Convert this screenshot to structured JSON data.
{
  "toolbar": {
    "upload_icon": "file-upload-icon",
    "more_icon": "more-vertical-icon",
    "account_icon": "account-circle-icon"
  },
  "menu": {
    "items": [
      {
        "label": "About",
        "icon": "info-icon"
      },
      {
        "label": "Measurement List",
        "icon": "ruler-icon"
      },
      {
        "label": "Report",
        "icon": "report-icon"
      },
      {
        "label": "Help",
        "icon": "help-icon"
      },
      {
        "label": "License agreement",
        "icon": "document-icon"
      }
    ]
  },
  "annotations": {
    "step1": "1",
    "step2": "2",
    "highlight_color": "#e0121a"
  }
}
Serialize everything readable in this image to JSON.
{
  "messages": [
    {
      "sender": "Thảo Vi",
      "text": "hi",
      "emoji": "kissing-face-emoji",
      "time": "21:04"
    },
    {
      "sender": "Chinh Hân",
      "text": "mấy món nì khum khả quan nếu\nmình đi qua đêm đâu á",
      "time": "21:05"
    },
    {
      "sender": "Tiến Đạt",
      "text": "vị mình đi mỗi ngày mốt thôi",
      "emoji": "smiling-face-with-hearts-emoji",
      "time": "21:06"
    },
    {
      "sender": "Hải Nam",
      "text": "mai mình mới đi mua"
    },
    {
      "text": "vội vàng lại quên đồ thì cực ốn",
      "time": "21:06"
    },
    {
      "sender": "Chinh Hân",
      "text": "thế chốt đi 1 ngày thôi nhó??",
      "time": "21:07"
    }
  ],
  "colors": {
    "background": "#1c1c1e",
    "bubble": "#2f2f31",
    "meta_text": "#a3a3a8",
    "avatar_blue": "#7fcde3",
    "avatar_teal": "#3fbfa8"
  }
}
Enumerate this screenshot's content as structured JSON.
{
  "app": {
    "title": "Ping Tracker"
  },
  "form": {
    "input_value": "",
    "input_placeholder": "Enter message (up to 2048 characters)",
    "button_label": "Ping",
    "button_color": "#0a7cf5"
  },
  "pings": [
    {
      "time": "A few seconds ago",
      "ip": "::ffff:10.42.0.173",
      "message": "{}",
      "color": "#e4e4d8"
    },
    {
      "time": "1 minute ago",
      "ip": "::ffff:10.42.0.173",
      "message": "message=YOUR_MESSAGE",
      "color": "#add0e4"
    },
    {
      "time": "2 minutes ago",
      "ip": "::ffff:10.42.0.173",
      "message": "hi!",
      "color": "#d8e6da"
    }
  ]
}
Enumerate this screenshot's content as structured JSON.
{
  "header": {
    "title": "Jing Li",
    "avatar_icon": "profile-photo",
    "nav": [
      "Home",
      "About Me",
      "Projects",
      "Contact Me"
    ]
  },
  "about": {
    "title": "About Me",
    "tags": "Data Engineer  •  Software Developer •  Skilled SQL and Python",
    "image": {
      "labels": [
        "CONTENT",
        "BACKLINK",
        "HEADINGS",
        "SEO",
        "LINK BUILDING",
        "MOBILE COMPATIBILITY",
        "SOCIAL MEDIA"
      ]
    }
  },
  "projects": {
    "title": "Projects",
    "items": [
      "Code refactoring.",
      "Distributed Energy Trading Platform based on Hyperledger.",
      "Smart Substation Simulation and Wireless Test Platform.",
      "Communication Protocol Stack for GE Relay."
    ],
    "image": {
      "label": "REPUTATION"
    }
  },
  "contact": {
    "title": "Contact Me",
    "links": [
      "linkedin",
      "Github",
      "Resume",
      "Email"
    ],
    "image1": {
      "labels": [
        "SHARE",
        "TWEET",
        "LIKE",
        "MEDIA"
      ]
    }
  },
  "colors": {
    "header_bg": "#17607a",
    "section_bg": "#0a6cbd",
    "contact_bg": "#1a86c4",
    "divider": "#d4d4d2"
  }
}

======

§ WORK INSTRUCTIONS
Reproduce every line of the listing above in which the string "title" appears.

§ TASK ANSWER
    "title": "Ping Tracker"
    "title": "Jing Li",
    "title": "About Me",
    "title": "Projects",
    "title": "Contact Me",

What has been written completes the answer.